U.S. Classification356/401, 356/23, 356/237.2
International ClassificationG03F7/20
Cooperative ClassificationG03F7/70633, G03F7/70425, G03F7/70433
European ClassificationG03F7/70J, G03F7/70L10D, G03F7/70J2
Legal Events
DateCodeEventDescription
Dec 27, 2012FPAYFee payment
Year of fee payment: 12
Dec 24, 2008FPAYFee payment
Year of fee payment: 8
Dec 29, 2004FPAYFee payment
Year of fee payment: 4

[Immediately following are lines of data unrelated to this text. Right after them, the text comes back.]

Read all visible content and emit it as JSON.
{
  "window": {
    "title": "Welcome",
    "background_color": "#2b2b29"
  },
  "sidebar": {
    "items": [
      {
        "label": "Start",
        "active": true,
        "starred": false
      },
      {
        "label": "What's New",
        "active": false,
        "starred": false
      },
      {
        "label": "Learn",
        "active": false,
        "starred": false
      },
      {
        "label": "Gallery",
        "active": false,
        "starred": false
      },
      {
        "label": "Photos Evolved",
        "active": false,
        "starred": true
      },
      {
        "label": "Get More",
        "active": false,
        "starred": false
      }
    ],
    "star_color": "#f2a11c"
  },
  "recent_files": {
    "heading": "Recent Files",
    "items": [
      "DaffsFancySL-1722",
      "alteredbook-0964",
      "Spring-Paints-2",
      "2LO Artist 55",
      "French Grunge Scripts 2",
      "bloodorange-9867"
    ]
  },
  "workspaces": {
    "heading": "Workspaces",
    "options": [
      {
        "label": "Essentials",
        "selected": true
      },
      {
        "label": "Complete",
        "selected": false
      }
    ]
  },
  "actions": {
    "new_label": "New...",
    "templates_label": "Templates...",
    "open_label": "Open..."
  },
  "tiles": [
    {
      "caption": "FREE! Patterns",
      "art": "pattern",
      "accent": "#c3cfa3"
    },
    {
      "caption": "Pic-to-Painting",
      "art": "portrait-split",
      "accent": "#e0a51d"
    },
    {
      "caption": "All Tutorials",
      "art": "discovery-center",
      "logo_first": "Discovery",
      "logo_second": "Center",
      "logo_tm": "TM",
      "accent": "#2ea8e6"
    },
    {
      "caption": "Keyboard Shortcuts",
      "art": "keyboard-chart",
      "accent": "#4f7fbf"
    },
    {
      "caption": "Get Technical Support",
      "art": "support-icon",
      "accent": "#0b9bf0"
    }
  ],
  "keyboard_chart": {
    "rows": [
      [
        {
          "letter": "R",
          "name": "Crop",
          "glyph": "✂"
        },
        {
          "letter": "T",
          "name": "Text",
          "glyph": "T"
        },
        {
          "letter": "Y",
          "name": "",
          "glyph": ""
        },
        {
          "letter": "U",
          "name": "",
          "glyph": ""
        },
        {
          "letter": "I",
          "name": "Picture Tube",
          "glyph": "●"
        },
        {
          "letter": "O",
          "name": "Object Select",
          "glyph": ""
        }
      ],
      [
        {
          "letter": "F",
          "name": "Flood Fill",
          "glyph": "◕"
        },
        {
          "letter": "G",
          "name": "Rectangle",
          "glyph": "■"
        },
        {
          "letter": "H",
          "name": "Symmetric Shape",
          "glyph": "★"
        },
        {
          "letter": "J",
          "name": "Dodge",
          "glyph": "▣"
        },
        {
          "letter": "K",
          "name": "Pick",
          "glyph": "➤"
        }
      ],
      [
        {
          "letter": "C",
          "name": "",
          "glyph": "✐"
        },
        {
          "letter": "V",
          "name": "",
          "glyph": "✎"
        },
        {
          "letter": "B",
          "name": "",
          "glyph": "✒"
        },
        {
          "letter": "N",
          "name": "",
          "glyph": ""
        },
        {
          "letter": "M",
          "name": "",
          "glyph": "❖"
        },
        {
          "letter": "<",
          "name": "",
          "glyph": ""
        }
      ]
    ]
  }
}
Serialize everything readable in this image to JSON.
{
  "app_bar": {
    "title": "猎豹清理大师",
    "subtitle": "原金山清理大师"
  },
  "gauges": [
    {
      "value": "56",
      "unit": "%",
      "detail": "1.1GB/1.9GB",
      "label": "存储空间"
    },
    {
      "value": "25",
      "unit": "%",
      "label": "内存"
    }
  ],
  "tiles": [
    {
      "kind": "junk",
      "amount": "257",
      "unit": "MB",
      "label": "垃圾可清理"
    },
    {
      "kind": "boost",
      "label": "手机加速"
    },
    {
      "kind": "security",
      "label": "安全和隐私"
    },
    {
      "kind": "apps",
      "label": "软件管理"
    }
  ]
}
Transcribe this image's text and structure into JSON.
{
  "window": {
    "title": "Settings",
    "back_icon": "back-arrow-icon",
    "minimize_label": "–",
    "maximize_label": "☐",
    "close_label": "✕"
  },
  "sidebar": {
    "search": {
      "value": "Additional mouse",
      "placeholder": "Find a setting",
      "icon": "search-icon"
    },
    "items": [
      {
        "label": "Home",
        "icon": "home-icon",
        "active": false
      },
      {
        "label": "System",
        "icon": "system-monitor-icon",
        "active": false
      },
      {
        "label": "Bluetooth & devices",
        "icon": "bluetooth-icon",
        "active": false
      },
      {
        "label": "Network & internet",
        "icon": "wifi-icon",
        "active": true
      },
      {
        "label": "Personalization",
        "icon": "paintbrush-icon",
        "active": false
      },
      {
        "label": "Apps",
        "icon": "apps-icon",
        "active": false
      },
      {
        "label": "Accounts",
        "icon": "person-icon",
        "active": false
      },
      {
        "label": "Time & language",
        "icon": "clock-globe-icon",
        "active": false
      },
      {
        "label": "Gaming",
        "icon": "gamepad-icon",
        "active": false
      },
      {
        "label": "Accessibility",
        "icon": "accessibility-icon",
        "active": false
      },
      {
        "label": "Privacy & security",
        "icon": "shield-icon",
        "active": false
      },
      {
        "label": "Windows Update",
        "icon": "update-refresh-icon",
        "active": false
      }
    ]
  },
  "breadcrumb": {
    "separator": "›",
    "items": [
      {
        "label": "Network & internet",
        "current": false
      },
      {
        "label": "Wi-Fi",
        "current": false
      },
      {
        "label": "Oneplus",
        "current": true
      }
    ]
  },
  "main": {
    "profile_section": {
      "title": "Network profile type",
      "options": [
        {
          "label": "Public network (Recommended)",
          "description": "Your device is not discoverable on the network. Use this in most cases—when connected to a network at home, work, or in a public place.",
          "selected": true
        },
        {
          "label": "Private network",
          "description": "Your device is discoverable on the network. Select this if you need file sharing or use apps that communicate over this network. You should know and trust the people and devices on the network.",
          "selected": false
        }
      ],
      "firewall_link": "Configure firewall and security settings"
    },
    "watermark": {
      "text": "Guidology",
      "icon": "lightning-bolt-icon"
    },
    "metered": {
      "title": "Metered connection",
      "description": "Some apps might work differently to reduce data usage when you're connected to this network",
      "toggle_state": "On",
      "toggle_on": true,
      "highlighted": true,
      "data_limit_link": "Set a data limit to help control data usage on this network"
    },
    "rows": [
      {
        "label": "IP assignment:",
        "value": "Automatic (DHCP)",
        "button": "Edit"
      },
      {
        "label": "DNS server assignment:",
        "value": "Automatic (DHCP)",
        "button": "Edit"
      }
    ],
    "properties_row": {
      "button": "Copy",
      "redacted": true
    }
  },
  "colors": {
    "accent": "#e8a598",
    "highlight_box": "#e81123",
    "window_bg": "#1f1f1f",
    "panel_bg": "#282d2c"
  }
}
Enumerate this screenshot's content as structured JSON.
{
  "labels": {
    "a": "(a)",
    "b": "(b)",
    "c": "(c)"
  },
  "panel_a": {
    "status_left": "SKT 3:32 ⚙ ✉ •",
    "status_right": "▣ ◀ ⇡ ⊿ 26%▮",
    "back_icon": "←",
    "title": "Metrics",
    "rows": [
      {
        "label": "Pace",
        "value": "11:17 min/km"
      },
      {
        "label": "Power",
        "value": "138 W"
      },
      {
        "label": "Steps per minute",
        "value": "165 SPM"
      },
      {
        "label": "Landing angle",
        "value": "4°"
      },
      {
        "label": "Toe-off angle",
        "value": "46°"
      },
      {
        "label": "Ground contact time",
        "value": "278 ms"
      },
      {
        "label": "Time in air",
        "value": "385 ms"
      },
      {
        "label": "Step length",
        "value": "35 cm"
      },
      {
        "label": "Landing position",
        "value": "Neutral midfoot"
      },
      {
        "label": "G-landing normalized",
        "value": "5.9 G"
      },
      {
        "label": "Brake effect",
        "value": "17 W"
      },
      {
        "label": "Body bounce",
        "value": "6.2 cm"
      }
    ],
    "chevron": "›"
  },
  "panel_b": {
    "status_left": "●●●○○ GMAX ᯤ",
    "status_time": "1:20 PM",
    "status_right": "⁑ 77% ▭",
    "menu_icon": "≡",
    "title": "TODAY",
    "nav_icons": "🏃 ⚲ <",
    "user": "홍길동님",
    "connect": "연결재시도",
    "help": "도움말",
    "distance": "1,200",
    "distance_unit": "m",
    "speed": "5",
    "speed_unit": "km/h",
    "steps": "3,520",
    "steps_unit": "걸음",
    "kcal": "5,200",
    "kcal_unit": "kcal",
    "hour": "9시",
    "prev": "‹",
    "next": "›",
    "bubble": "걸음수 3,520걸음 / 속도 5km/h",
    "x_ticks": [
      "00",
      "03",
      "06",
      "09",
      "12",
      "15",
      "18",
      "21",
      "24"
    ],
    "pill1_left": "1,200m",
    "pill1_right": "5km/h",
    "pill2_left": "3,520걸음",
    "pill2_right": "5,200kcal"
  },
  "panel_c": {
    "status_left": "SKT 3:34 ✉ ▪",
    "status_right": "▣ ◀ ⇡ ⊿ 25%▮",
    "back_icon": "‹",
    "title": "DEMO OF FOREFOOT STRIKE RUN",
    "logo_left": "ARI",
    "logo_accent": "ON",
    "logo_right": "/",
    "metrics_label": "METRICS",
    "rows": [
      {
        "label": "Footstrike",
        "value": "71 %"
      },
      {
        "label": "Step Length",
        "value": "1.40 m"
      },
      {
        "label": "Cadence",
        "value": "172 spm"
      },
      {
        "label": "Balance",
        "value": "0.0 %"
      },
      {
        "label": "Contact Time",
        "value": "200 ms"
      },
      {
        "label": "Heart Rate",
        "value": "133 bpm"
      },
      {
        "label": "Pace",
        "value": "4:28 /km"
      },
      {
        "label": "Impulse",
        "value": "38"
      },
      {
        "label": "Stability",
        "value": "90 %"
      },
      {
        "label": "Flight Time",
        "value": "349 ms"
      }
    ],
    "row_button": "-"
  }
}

Aug 26, 1999ASAssignment
Owner name: TAIWAN SEMICONDUCTOR MANUFACTURING COMPANY, TAIWAN
Free format text: ASSIGNMENT OF ASSIGNORS INTEREST;ASSIGNOR:LI, MENG CHUN;REEL/FRAME:010202/0792
Effective date: 19990707